No one plans on getting a DUI or a DWI. They are usually the result of a momentary lapse of judgement. Maybe you thought the drive was short enough, or you had enough coffee, or you hadn’t had that much to drink in the first place. If you’re like most people who get DUI/DWIs, your intention was never to do harm. You were just trying to get from point A to point B, and got caught up in the middle.
However, that doesn’t make DUI/DWIs any less serious in the eyes of the law. This is especially true if you already have a DUI on your record, especially if less than 10 years have passed since you got it. Second DUIs are more serious than first DUIs, and the average punishment for a second DUI is often worse than the average punishment for a first DUI.
In the State of Connecticut, charges for a second DUI offense within 10 years of a first offense can include:
- A felony conviction, which can have many negative consequences
- Mandatory alcohol and/or drug treatment
- Fines up to $4,000
- 45-day minimum license suspension (followed by three years with an ignition interlock device)
- 100+ hours of community service
- Up to two years in prison (with a mandatory minimum of 120 days)
- Revocation of commercial driver’s license, if applicable.
If this is your third or fourth DUI charge, those penalties can become even more drastic, including:
- Fines up to $8,000
- Extended driver’s license suspension or permanent driver’s license revocation.
- Up to three years in prison with a one-year mandatory minimum.
These penalties are just for standard repeat DUIs. They can become even more severe if there are “aggravated circumstances”, or factors that compound the severity of the DUI. These include:
- Minors present in the car
- Having a blood alcohol concentration (BAC) over twice the legal limit
- Driving on a suspended or revoked license
- Refusing to submit to chemical testing (breath, blood, or urine)
- Fleeing the scene
- Resisting or refusing to cooperate with a police officer
- An accident involving serious injury and/or death.
The potential consequences of being convicted of a repeat DUI do not stop at the legal consequences that you can be sentenced to by a judge or jury. This sort of conviction can do major damage to other areas of your life. These include:
- Employment: You may lose your job, especially if you have to serve jail time or attend frequent court dates and related appointments.
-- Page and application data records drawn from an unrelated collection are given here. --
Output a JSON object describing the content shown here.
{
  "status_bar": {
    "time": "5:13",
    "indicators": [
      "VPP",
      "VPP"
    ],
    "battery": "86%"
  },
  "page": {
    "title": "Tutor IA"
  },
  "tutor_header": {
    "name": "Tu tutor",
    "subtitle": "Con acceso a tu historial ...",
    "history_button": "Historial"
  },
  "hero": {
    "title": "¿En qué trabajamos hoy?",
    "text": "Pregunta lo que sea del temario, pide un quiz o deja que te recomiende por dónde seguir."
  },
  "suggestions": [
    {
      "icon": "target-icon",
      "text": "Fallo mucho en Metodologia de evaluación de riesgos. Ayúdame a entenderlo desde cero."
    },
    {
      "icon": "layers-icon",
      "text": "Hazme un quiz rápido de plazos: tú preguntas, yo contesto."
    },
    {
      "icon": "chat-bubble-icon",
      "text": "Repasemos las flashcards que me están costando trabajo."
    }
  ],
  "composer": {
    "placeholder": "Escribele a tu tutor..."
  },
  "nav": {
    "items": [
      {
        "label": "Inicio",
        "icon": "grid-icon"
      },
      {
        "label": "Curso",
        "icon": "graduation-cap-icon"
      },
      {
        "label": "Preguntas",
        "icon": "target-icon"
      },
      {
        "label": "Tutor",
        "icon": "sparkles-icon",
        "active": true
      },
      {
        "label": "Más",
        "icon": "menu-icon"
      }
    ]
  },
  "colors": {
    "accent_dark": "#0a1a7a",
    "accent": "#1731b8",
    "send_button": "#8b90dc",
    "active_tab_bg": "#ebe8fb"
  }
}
Getting another job may also be difficult, as repeat DUIs are felony convictions.
- Custody: If you are in the process of working through custody arrangements, repeat DUI convictions can be used against you.
- Immigration: If you are not an American citizen, multiple DUI convictions can seriously hamper your pathway to citizenship, and may even lead to your deportation.
- Social Programs: Multiple DUI convictions are felonies, which can make you ineligible for a number of governmental and social programs, including some public housing, scholarships, and grants.
These repercussions may seem overwhelmingly grim, but there’s hope. If you are facing a DUI in the Stonington, Connecticut area, Attorney Steven Tomeo is here for you.
Mr. Tomeo is a highly skilled traffic and DUI attorney. He has extensive training and experience in the DUI process, which he uses to get the best possible results for his clients.
In repeat DUI cases, having the right attorney can make the difference between a conviction derailing your life and being able to move on with a second chance. Don’t wait. Call Steven Tomeo and Associates now for a free consultation at (860) 764-2744.